The Zuid-Limburgse is the highest golf course in the Netherlands and offers beautiful views and lines of sight through the dry dales. The course’s landscape is greatly embedded in the environment; partially hidden in wooded hills, partially open and rolling along the plateau. This clear division will be further fostered in the coming years by restoring the characteristic landscape elements and the related fauna and flora.
The water system’s cascade-like construction creates an internal buffering and allows rainwater to be reused as sprinkling water. This system furthermore prevents water being drained into the adjacent natural reserve, avoiding any possible negative effects. This water, spread out over 11 ponds and pools, also constitutes an important additional value as habitat for amphibians and other creatures, and it strengthens the coherence between populations. Even now, this system is being expanded and it will in the future make any public water consumption unnecessary.

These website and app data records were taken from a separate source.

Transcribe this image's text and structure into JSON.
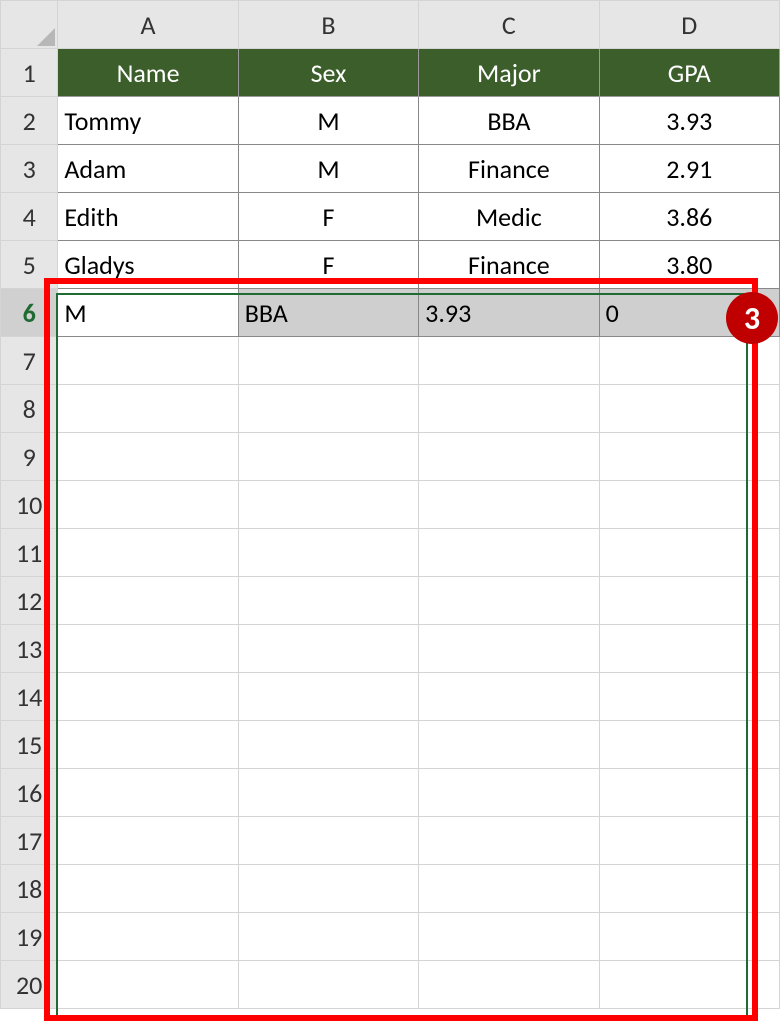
{
  "columns": [
    "A",
    "B",
    "C",
    "D"
  ],
  "row_numbers": [
    1,
    2,
    3,
    4,
    5,
    6,
    7,
    8,
    9,
    10,
    11,
    12,
    13,
    14,
    15,
    16,
    17,
    18,
    19,
    20
  ],
  "headers": {
    "A": "Name",
    "B": "Sex",
    "C": "Major",
    "D": "GPA"
  },
  "rows": [
    {
      "A": "Tommy",
      "B": "M",
      "C": "BBA",
      "D": "3.93"
    },
    {
      "A": "Adam",
      "B": "M",
      "C": "Finance",
      "D": "2.91"
    },
    {
      "A": "Edith",
      "B": "F",
      "C": "Medic",
      "D": "3.86"
    },
    {
      "A": "Gladys",
      "B": "F",
      "C": "Finance",
      "D": "3.80"
    }
  ],
  "selected_row": {
    "A": "M",
    "B": "BBA",
    "C": "3.93",
    "D": "0"
  },
  "badge": "3"
}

The club is positively disposed towards integral and creative solutions. These are also the most sustainable. For instance: not engaging in a pointless struggle with meadow grass, but encouraging a gradual transformation to greens and tees overgrown with grass species that require far less fertiliser and water, meaning that the meadow grass will be slowly pushed out. Since these grass species also grow less quickly, the mowing frequency can be reduced, which again leads to positive results. Another example: using the harvest of the apple orchard within the club.